Choosing a cooking oil can be confusing – here we examine the merits of some of the most popular varieties

By Tom Vandyck January 13, 2016

Most of us have at least a few bottles of cooking oil in our kitchen, but we may not always know what to do with them. Should you fry a steak in olive oil? Does peanut oil work for pastries? Is there anything you can’t do with canola oil?

If all the options confuse you, don’t worry. For the average home cook, there’s no need to own a wide array of cooking oils, according to Willie Loh, vice president of marketing development for Cargill’s fats and oils specialties business.

“Most people are perfectly fine with a couple basic oils,” he says. “You’ll want an all-purpose oil such as soybean, canola, corn or sunflower oil that you use for standard cooking or dressings. If you do a lot of shallow pan frying, go with something like a peanut oil. And then you’ll want an oil for seasoning, to put some flavor in your food.”

For flavor, extra virgin olive oil, sesame oil or even truffle oil will do the trick, he says. “But you may not want to cook with those oils, because the heat can make the flavor go bad, and it will smoke like crazy.”

Specific uses of oils are very culturally dependent, and often stem from tradition and historic availability.

Here we break down the attributes of some of the most popular cooking oils around the world, as well as Cargill’s role in getting them to your kitchen.

 

Cooking oils

Olive oilOlive oil is derived from the fruit of the olive tree. Because it’s high in monounsaturated fat, it has a reputation as being healthy. The U.S. allows a qualified health claim on olive oil, indicating that it may reduce the risk of coronary heart disease. Most people have heard of “extra virgin” olive oil, which is produced from the olive’s first pressing.

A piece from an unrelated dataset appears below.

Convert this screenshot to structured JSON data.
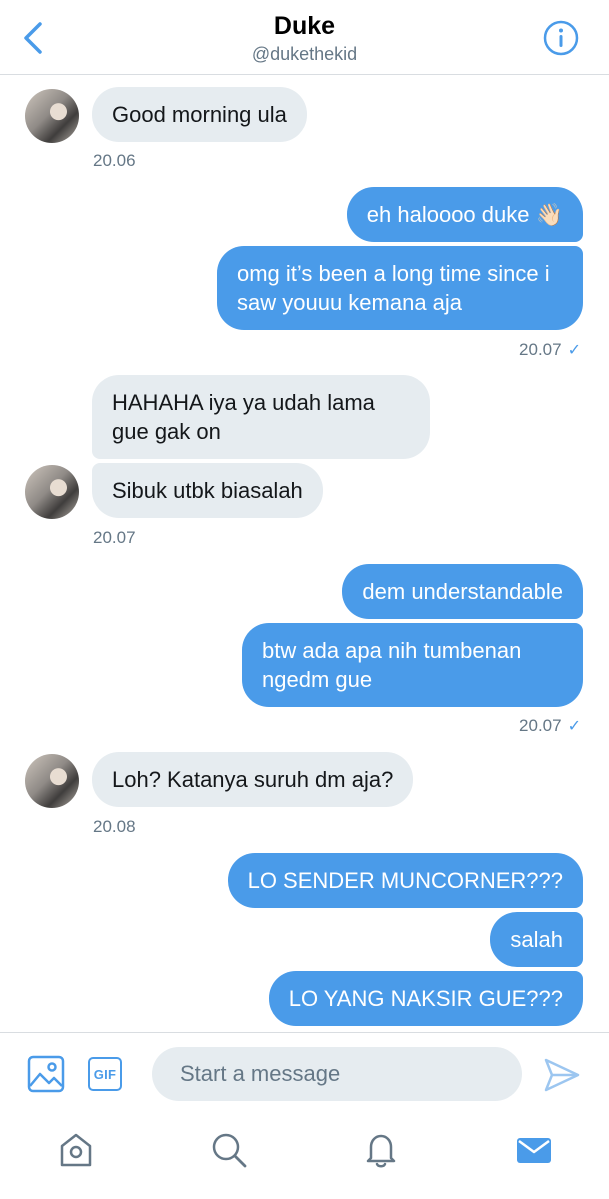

A staple in the Mediterranean diet, olive oil is ideal to add flavor to cold dishes and to sprinkle on cooked foods, but can lose its flavor and health benefits when heated up. Regular olive oil tends to be more heat-resistant than the “extra virgin” variety.

Cargill distributes bottled private label olive oil in some European markets. The company also recently acquired theLeonardo® Olive Oil business, a pioneer in establishing the popularity and use of olive oil in India. In North America, Cargill markets olive oil products under the Filippo Berio Culinary Selection® brand (a registered trademark of Societa Per Azioni Lucchese Olli E Vinl) for foodservice.

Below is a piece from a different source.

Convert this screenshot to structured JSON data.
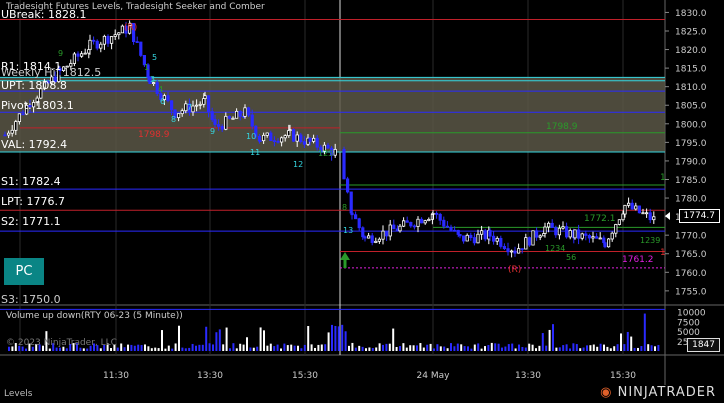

The next big oil

Right now, coconut oil is all the rage in North America. Touted for its many uses – from cooking to skincare – it’s quickly become one of the most sought-after oils
in the grocery store.
“What we’ve seen in our consumer research is that attitudes are shifting quickly when it comes to oils,” said Lou Anne Koerschner, marketing manager for Cargill fats and oils specialties. “We’re always trying to anticipate the next big trend.”
In many places, oils’ health attributes have become a big driver behind purchase decisions. A 2014 consumer survey conducted by Cargill revealed that U.S. shoppers are paying closer attention to labels and making decisions based on health claims.
To help food manufacturers boost the nutritional benefits of their products, Cargill launched IngreVita™, a blend of high oleic canola oil, fish oil and proprietary antioxidants. The oil delivers long-chain omega-3s (EPA and DHA), essential nutrients that play an important role in heart health and brain development.